Meanwhile, AI poses a challenge to the core legal system, suggested other speakers, and to established legal and ethical principles, such as liability and responsibility.
However, also speaking at the event was the Lord Bishop of Oxford, who proposed The Ten Commandments of AI. Five of them appear to have been adopted almost verbatim by the House of Lords’ Select Committee in their core recommendations. So what of the other five?
One, ‘AI should never be developed or deployed separately from consideration of the ethical consequences of its applications’, can be discounted, given the UK’s determination to lead the ethical debate. That leaves four others that are notable by their absence.
These are: ‘The application of AI should be to reduce inequality of wealth, health, and opportunity’; ‘AI should not be used for criminal intent, nor to subvert the values of our democracy, nor truth, nor courtesy in public discourse’; ‘The primary purpose of AI should be to enhance and augment, rather than replace, human labour and creativity’; and, ‘Governments should ensure that the best research and application of AI is directed toward the most urgent problems facing humanity’.
Why these have not been suggested among the Lords’ core principles is therefore an interesting question.
At the event, the leadership of the UK’s new Office for AI was also announced, and afterwards the Nuffield Foundation announced the creation of the £5 million Ada Lovelace Institute, to explore the ethical and social impacts of AI and automation.
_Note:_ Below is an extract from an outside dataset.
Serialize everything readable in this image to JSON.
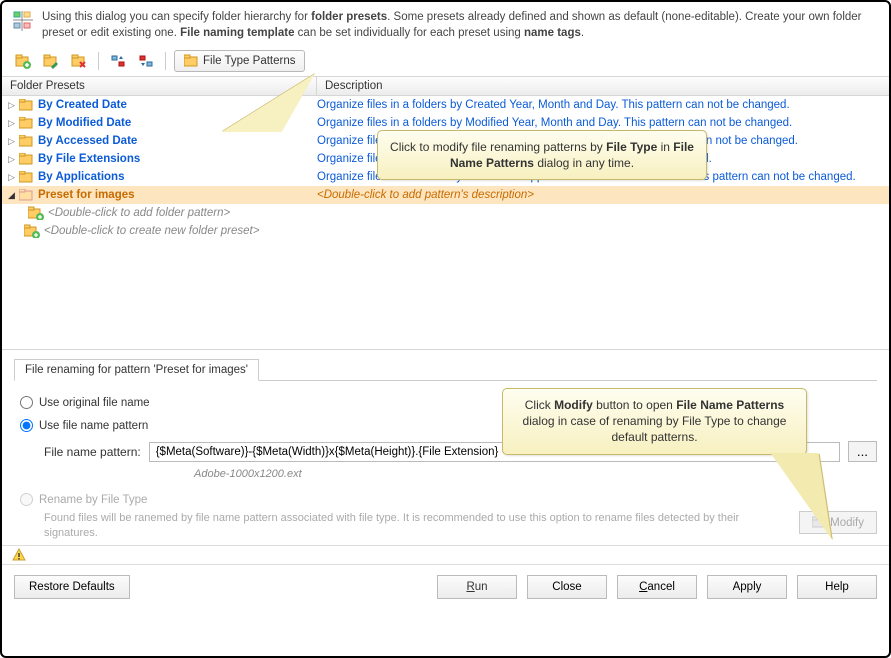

Among the many positive messages to come out of these developments are the facts that the UK is increasingly honouring its computer science heritage, including critical figures such as Lovelace and Alan Turning, and that many of the leading figures in the UK’s AI debate are now women: itself a massive step in a new direction for an industry that is overwhelmingly dominated by men.
However, there remains a significant challenge to the UK’s ambitions to lead the AI debate: China. The Chinese government’s creation of a compulsory social ratings and citizen monitoring system – due to go live in 2020 – gives Beijing access to the one thing that AI needs on a massive scale to be successful: data. Without regulations such as GDPR to hold it back.
Even Facebook and the UK’s own Cambridge Analytica can’t hope to compete with that level of invasive data harvesting.
The UK is right to lead the debate on ethical AI and data gathering, and there have been numerous high-profile events on the subject already this year. But whether a real commercial advantage will result from it is a different matter. Meanwhile, the government could lay itself open to accusations of double standards, given the recent establishment of a state surveillance scheme.
Additional reporting: Chris Middleton